PROBLEM TO WORK ON → Set down the data below once more, precisely as it reads.

(Beginning of THE RECORDS)

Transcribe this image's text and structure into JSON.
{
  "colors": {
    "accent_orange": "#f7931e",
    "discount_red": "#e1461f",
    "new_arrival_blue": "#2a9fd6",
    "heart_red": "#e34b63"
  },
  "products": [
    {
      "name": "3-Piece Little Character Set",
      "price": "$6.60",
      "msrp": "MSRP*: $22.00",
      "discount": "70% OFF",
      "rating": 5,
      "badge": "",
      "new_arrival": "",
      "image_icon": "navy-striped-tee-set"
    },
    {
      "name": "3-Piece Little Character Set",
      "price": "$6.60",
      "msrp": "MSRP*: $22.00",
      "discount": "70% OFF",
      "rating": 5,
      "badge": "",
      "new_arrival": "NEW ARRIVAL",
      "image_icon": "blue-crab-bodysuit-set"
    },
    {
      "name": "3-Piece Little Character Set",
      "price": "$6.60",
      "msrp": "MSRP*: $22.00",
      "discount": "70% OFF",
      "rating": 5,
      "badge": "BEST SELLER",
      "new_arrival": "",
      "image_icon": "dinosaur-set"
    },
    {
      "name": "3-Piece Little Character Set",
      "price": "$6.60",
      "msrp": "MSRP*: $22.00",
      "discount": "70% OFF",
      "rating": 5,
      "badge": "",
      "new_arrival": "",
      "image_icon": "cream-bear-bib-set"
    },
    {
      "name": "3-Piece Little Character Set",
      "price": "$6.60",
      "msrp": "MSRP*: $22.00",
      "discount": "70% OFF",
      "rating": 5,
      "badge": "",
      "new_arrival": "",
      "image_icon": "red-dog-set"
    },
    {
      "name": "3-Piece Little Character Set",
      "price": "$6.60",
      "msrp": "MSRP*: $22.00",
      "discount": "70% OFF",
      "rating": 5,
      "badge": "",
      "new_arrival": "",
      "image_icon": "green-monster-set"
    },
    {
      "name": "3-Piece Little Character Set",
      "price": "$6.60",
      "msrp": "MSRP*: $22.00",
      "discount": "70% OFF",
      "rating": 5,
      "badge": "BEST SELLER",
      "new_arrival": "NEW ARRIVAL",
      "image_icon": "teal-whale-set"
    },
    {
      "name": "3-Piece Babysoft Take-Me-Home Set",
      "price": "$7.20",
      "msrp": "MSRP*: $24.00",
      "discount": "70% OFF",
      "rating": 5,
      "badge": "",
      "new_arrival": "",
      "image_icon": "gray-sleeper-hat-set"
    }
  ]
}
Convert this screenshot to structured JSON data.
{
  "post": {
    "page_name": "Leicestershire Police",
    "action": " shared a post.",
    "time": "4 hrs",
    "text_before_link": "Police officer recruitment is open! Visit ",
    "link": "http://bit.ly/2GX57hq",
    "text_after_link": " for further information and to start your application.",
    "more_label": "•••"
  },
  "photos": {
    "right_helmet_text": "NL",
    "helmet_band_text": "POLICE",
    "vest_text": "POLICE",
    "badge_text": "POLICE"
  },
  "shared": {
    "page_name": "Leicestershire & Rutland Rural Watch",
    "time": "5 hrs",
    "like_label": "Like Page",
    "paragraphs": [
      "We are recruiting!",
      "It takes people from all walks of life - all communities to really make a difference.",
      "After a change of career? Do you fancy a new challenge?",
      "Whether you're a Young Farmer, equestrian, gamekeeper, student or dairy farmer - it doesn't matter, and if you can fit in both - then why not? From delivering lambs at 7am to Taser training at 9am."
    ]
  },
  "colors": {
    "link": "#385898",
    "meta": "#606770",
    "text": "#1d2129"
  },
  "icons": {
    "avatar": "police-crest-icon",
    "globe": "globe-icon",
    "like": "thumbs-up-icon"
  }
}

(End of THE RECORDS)

OUTPUT FOR THIS EXERCISE →
Transcribe this image's text and structure into JSON.
{
  "colors": {
    "accent_orange": "#f7931e",
    "discount_red": "#e1461f",
    "new_arrival_blue": "#2a9fd6",
    "heart_red": "#e34b63"
  },
  "products": [
    {
      "name": "3-Piece Little Character Set",
      "price": "$6.60",
      "msrp": "MSRP*: $22.00",
      "discount": "70% OFF",
      "rating": 5,
      "badge": "",
      "new_arrival": "",
      "image_icon": "navy-striped-tee-set"
    },
    {
      "name": "3-Piece Little Character Set",
      "price": "$6.60",
      "msrp": "MSRP*: $22.00",
      "discount": "70% OFF",
      "rating": 5,
      "badge": "",
      "new_arrival": "NEW ARRIVAL",
      "image_icon": "blue-crab-bodysuit-set"
    },
    {
      "name": "3-Piece Little Character Set",
      "price": "$6.60",
      "msrp": "MSRP*: $22.00",
      "discount": "70% OFF",
      "rating": 5,
      "badge": "BEST SELLER",
      "new_arrival": "",
      "image_icon": "dinosaur-set"
    },
    {
      "name": "3-Piece Little Character Set",
      "price": "$6.60",
      "msrp": "MSRP*: $22.00",
      "discount": "70% OFF",
      "rating": 5,
      "badge": "",
      "new_arrival": "",
      "image_icon": "cream-bear-bib-set"
    },
    {
      "name": "3-Piece Little Character Set",
      "price": "$6.60",
      "msrp": "MSRP*: $22.00",
      "discount": "70% OFF",
      "rating": 5,
      "badge": "",
      "new_arrival": "",
      "image_icon": "red-dog-set"
    },
    {
      "name": "3-Piece Little Character Set",
      "price": "$6.60",
      "msrp": "MSRP*: $22.00",
      "discount": "70% OFF",
      "rating": 5,
      "badge": "",
      "new_arrival": "",
      "image_icon": "green-monster-set"
    },
    {
      "name": "3-Piece Little Character Set",
      "price": "$6.60",
      "msrp": "MSRP*: $22.00",
      "discount": "70% OFF",
      "rating": 5,
      "badge": "BEST SELLER",
      "new_arrival": "NEW ARRIVAL",
      "image_icon": "teal-whale-set"
    },
    {
      "name": "3-Piece Babysoft Take-Me-Home Set",
      "price": "$7.20",
      "msrp": "MSRP*: $24.00",
      "discount": "70% OFF",
      "rating": 5,
      "badge": "",
      "new_arrival": "",
      "image_icon": "gray-sleeper-hat-set"
    }
  ]
}
Convert this screenshot to structured JSON data.
{
  "post": {
    "page_name": "Leicestershire Police",
    "action": " shared a post.",
    "time": "4 hrs",
    "text_before_link": "Police officer recruitment is open! Visit ",
    "link": "http://bit.ly/2GX57hq",
    "text_after_link": " for further information and to start your application.",
    "more_label": "•••"
  },
  "photos": {
    "right_helmet_text": "NL",
    "helmet_band_text": "POLICE",
    "vest_text": "POLICE",
    "badge_text": "POLICE"
  },
  "shared": {
    "page_name": "Leicestershire & Rutland Rural Watch",
    "time": "5 hrs",
    "like_label": "Like Page",
    "paragraphs": [
      "We are recruiting!",
      "It takes people from all walks of life - all communities to really make a difference.",
      "After a change of career? Do you fancy a new challenge?",
      "Whether you're a Young Farmer, equestrian, gamekeeper, student or dairy farmer - it doesn't matter, and if you can fit in both - then why not? From delivering lambs at 7am to Taser training at 9am."
    ]
  },
  "colors": {
    "link": "#385898",
    "meta": "#606770",
    "text": "#1d2129"
  },
  "icons": {
    "avatar": "police-crest-icon",
    "globe": "globe-icon",
    "like": "thumbs-up-icon"
  }
}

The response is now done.